    This August I had the great opportunity to teach a dye class down at the Twinfield Retreat
    Center in Brookfield, VT. It was a wonderful weekend and we dyed some fabulous colors!
    Jennifer Streckler, owner of the property, had just finished the wonderful outdoor structure
    complete with a full fledged dye kitchen. Here's Elena sorting out the skeins for dyeing.
    Some of the local plants donated by Joann Darling from her dye garden - safflower, sunflowers,
    and Dyer's Greenwood.
    Weld and Madder root from my garden
    Carol with Dyer's Greenwood
    Carol and Betsy cutting up the plants to get ready for simmering.
    Checking the dye pots
    Our woad/indigo vat
    Some of the first day's colors hanging out to dry.
    Alakanet root (grey) and Rhubarb root (rust).
    We overdyed the yellows from Sunflowers, Safflower, Tansy, Zinnia's, Weld, Dyer's Greenwood
    and Onion to make a great variety of greens.
    Here is the group cutting up samples for the sample books. Twenty colors in all!

    Friday, July 30, 2010

    Wool/Silk Dye Class - July 2010
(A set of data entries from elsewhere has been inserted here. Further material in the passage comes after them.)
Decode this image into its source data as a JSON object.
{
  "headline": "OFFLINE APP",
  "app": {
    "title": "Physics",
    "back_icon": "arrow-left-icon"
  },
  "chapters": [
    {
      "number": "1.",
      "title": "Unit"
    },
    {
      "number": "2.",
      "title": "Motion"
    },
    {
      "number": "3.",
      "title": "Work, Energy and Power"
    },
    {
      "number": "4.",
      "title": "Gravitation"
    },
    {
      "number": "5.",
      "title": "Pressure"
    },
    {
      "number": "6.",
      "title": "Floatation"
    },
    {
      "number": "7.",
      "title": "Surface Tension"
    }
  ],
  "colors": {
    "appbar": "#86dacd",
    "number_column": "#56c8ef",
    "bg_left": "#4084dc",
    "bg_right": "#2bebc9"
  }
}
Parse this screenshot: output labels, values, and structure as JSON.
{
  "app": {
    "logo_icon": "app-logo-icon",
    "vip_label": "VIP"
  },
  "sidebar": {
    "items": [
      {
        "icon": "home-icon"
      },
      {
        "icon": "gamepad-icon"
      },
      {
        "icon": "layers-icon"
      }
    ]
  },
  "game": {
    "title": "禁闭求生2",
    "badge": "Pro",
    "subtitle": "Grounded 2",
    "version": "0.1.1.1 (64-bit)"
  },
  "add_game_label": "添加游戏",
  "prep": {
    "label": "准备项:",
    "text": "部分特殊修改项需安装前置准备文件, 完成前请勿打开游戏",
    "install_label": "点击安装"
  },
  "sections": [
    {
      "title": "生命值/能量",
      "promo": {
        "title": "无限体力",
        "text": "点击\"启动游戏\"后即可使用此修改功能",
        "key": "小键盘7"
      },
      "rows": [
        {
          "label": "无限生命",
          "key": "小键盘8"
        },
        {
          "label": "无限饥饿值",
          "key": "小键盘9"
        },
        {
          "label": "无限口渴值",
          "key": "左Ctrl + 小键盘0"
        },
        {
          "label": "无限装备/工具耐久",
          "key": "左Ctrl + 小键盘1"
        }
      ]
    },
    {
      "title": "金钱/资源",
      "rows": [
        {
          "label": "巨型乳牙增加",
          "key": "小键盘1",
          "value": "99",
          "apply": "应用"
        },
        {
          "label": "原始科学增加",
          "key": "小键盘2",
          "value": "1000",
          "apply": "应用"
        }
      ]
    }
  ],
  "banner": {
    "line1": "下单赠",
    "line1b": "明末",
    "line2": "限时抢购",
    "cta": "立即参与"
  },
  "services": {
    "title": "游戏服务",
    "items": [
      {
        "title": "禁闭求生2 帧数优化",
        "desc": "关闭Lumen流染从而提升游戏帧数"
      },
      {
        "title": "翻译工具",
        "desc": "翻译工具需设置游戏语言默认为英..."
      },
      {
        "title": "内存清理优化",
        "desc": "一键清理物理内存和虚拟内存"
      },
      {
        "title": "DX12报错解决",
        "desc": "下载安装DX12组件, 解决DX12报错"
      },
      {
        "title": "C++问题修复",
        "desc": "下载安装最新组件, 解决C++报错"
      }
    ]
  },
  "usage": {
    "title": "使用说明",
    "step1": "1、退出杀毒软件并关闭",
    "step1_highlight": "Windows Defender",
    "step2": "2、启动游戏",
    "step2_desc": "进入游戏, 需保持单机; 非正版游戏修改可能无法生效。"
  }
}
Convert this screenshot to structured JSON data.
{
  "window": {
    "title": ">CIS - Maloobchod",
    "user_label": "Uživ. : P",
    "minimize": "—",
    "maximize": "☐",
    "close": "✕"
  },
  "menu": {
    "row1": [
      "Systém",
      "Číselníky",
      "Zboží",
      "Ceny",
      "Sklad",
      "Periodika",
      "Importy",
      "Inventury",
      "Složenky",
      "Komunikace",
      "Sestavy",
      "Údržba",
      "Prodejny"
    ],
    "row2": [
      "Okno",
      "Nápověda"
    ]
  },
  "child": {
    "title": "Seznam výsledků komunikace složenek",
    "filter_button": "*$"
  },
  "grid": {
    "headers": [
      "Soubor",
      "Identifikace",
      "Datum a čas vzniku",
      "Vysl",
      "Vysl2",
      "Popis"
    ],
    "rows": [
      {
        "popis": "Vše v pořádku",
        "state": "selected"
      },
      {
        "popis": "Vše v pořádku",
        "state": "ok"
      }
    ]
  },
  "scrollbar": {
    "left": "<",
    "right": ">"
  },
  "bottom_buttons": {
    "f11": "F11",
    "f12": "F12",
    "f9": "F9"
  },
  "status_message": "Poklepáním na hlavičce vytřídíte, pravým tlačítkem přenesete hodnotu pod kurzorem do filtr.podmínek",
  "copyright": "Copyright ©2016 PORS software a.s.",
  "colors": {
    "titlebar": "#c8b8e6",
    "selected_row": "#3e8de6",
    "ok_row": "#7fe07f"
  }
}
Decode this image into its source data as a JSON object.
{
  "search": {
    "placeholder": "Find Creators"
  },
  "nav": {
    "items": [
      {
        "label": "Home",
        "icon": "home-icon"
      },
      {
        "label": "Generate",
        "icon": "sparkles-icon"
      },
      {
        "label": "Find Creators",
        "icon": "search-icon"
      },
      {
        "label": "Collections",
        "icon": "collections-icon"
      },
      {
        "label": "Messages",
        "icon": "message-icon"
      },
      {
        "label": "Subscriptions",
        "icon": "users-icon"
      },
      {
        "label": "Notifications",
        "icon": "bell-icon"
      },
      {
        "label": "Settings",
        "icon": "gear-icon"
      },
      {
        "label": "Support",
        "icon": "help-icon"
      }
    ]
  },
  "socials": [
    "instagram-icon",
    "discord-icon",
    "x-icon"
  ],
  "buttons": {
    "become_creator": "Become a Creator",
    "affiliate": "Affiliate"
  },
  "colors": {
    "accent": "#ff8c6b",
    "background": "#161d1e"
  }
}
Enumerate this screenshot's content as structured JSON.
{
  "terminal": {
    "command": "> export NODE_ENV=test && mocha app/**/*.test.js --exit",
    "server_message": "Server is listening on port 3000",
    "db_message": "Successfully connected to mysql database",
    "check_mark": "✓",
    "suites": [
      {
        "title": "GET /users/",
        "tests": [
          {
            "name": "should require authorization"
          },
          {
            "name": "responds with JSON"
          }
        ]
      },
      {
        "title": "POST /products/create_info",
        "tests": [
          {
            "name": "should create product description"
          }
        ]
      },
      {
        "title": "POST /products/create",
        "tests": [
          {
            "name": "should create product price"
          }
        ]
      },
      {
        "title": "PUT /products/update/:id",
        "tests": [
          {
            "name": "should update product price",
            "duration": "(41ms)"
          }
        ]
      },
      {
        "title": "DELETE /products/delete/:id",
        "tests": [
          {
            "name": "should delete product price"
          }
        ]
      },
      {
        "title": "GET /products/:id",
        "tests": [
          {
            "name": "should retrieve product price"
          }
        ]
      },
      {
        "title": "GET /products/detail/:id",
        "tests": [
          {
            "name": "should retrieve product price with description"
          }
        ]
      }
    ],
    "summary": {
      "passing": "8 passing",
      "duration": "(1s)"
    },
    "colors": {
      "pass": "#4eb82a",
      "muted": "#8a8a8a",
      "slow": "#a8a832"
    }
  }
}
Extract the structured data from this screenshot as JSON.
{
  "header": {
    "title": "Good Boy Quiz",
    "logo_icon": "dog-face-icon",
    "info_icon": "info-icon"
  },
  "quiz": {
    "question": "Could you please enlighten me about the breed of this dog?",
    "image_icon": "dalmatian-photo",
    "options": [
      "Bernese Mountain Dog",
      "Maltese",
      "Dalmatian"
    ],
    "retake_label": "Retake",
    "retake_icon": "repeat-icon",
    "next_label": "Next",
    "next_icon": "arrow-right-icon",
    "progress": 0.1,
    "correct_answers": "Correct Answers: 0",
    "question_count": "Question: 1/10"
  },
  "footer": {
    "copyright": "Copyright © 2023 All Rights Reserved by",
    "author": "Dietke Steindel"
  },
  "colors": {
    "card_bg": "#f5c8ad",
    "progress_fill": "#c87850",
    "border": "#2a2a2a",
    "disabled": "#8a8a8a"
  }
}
    One of the students from my last dye class, Debbie Harpe, has agreed to write this post about her experience...
    "Being a highly visual person, I enjoy experiences in life that heighten my awareness of the beauty found in the world around us. Last weekend I took Kate Smith's dye workshop on dyeing wool and silk, and it was indeed one of those experiences, Using the roots and flowers of plants, insects, and extracts we created dyes: indigo (blue), madder (red), cochineal (pink to scarlet), cutch (brown) , osage, yarrow and more (yellows), alkanet (purple), Saxon's blue, Saxon's green, bottle green silk and more.
    When the indigo dye is ready to be added to the vat (photo above) , it has a mesmerizing purple and copper colored scum swiming on the surface.
    Lowering the skein into the can see it turning green.
    Upon emerging from the vat, it is a yellow green color. The air hits the wet skein and it oxidizes and turns blue almost instantly.
    First dip skeins airing.
    Although I found the indigo process the most fascinating, the other colors we created over the course of the two days were just as beautiful. Here is vibrant bottle green silk.
    Yarrow flowers ready for the dye pot.
    Muted purple from the roots of the alkanet plant...shown next to the plant.
    Beautiful Saxon's Blue pulled dripping from the vat...
    ....and cheerful yellows which were overdyed with indigo to creat vibrant spring greens!
    Kate and Debbie the end of two days hard but satisfying work!